Here's an alarming statistic for you: more than one in five commuters say rising fares are leading to them considering looking for work outside of London according to a OnePoll survey of over 500 London workers. This would be a disaster for the Capital's business scene. Can you imagine losing more than 20 per cent of your workforce to rising commuter costs?
January brings with it a much more vicious and ferocious beast than a few Facebook updates from Jen about how 2014 is her year (and that her cheating boyfriend can go to hell). Allow me to introduce to you, the January sales-seekers, otherwise known as the most horrible people you will come across in January (maybe).
Public transport is a common method of travel by many people across the globe, yet somehow some people still haven't mastered the art of getting it right.

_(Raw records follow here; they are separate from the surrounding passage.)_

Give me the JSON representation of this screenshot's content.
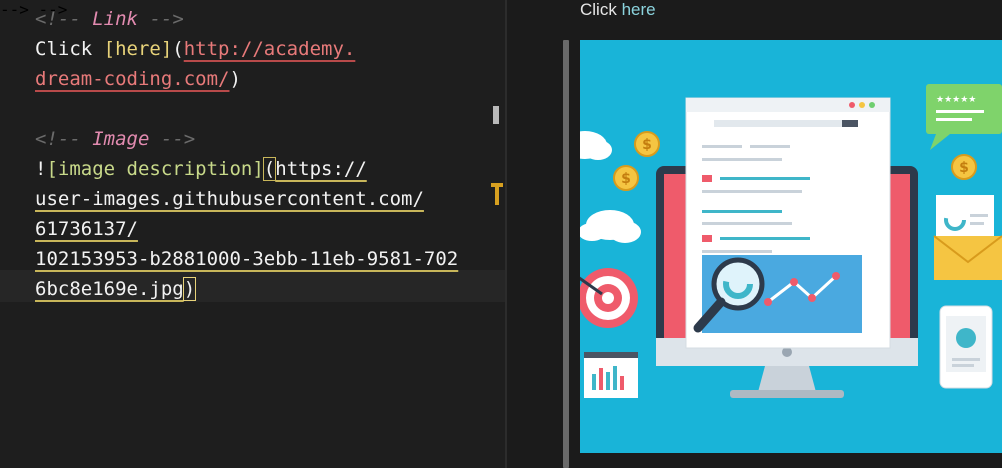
{
  "editor": {
    "link_comment_open": "<!--",
    "link_comment_label": "Link",
    "link_comment_close": "-->",
    "link_text_prefix": "Click ",
    "link_label": "[here]",
    "link_paren_open": "(",
    "link_url_line1": "http://academy.",
    "link_url_line2": "dream-coding.com/",
    "link_paren_close": ")",
    "image_comment_open": "<!--",
    "image_comment_label": "Image",
    "image_comment_close": "-->",
    "image_bang": "!",
    "image_alt": "[image description]",
    "image_paren_open": "(",
    "image_url_line1": "https://",
    "image_url_line2": "user-images.githubusercontent.com/",
    "image_url_line3": "61736137/",
    "image_url_line4": "102153953-b2881000-3ebb-11eb-9581-702",
    "image_url_line5": "6bc8e169e.jpg",
    "image_paren_close": ")"
  },
  "preview": {
    "click_prefix": "Click ",
    "link_text": "here",
    "image_alt": "image description"
  },
  "colors": {
    "editor_bg": "#1e1e1e",
    "comment": "#6b6b6b",
    "comment_label": "#e28bb0",
    "bracket": "#e8d37a",
    "link_url": "#e87a7a",
    "link_preview": "#8bd3dd",
    "illustration_bg": "#19b4d8"
  }
}
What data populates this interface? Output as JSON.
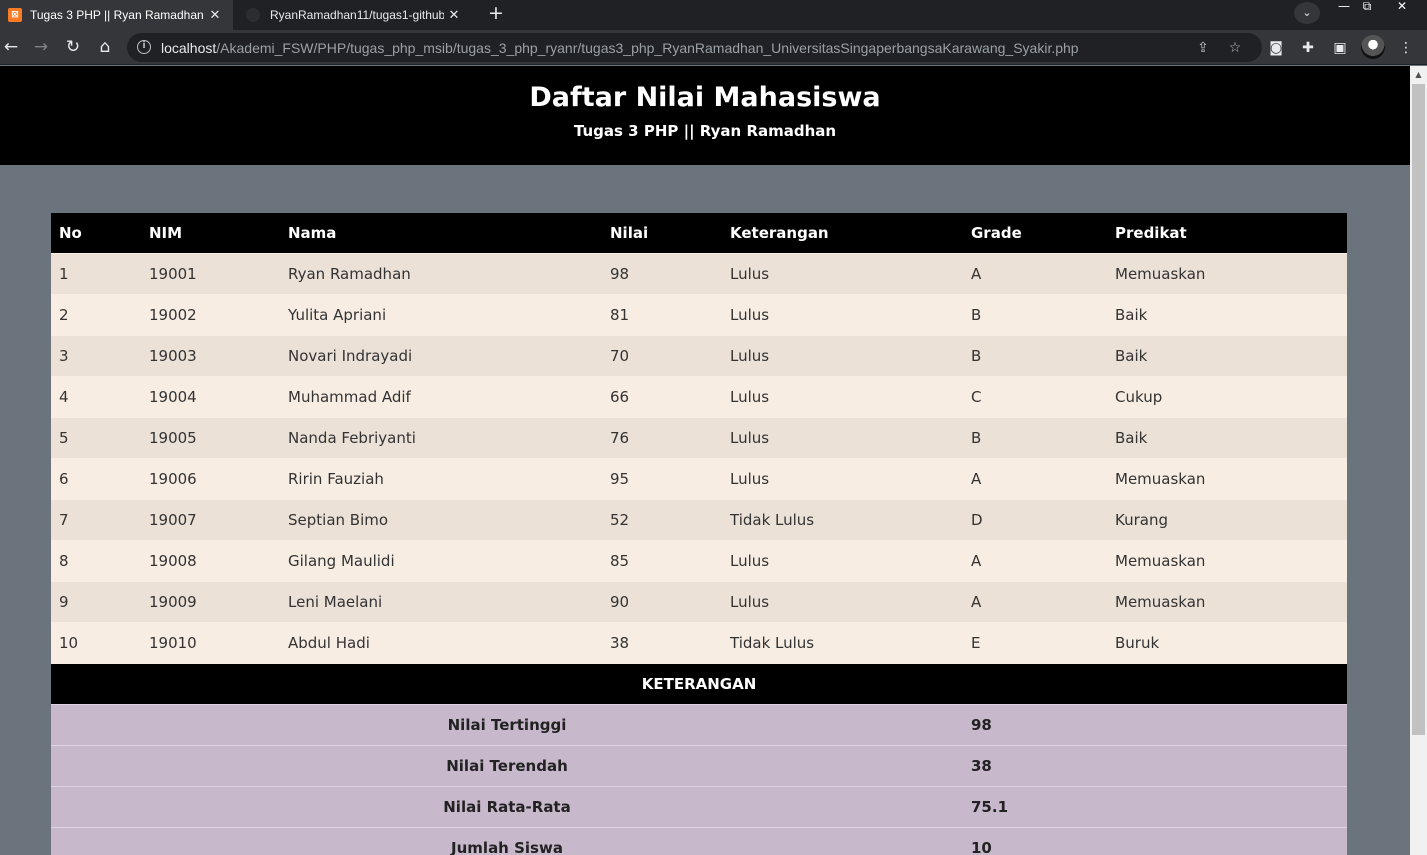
{
  "browser": {
    "tabs": [
      {
        "title": "Tugas 3 PHP || Ryan Ramadhan",
        "active": true
      },
      {
        "title": "RyanRamadhan11/tugas1-github",
        "active": false
      }
    ],
    "url_host": "localhost",
    "url_path": "/Akademi_FSW/PHP/tugas_php_msib/tugas_3_php_ryanr/tugas3_php_RyanRamadhan_UniversitasSingaperbangsaKarawang_Syakir.php"
  },
  "page": {
    "title": "Daftar Nilai Mahasiswa",
    "subtitle": "Tugas 3 PHP || Ryan Ramadhan"
  },
  "table": {
    "headers": [
      "No",
      "NIM",
      "Nama",
      "Nilai",
      "Keterangan",
      "Grade",
      "Predikat"
    ],
    "rows": [
      [
        "1",
        "19001",
        "Ryan Ramadhan",
        "98",
        "Lulus",
        "A",
        "Memuaskan"
      ],
      [
        "2",
        "19002",
        "Yulita Apriani",
        "81",
        "Lulus",
        "B",
        "Baik"
      ],
      [
        "3",
        "19003",
        "Novari Indrayadi",
        "70",
        "Lulus",
        "B",
        "Baik"
      ],
      [
        "4",
        "19004",
        "Muhammad Adif",
        "66",
        "Lulus",
        "C",
        "Cukup"
      ],
      [
        "5",
        "19005",
        "Nanda Febriyanti",
        "76",
        "Lulus",
        "B",
        "Baik"
      ],
      [
        "6",
        "19006",
        "Ririn Fauziah",
        "95",
        "Lulus",
        "A",
        "Memuaskan"
      ],
      [
        "7",
        "19007",
        "Septian Bimo",
        "52",
        "Tidak Lulus",
        "D",
        "Kurang"
      ],
      [
        "8",
        "19008",
        "Gilang Maulidi",
        "85",
        "Lulus",
        "A",
        "Memuaskan"
      ],
      [
        "9",
        "19009",
        "Leni Maelani",
        "90",
        "Lulus",
        "A",
        "Memuaskan"
      ],
      [
        "10",
        "19010",
        "Abdul Hadi",
        "38",
        "Tidak Lulus",
        "E",
        "Buruk"
      ]
    ]
  },
  "keterangan": {
    "title": "KETERANGAN",
    "items": [
      {
        "label": "Nilai Tertinggi",
        "value": "98"
      },
      {
        "label": "Nilai Terendah",
        "value": "38"
      },
      {
        "label": "Nilai Rata-Rata",
        "value": "75.1"
      },
      {
        "label": "Jumlah Siswa",
        "value": "10"
      }
    ]
  },
  "colors": {
    "header_bg": "#000000",
    "page_bg": "#6b737d",
    "row_odd": "#ebe1d7",
    "row_even": "#f8ede3",
    "summary_bg": "#c7b8cc",
    "xampp_favicon": "#fb7a24"
  },
  "icons": [
    "xampp-favicon",
    "github-favicon",
    "close-icon",
    "plus-icon",
    "back-arrow-icon",
    "forward-arrow-icon",
    "reload-icon",
    "home-icon",
    "info-icon",
    "share-icon",
    "star-icon",
    "camera-icon",
    "extensions-icon",
    "side-panel-icon",
    "profile-avatar",
    "menu-kebab-icon"
  ]
}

We have people that seem to think that they are the only one in a rush to get to a certain place, that they are the only one on the tube or that nobody around them has any transport requirements.
This week marks 150 years since the very first Tube journeys took place between Paddington and Farringdon on the Metropolitan Railway. At a time when people had no electricity in their homes, inside toilets were a rarity and radio and television did not yet exist the Tube was a revolutionary blast of modernism.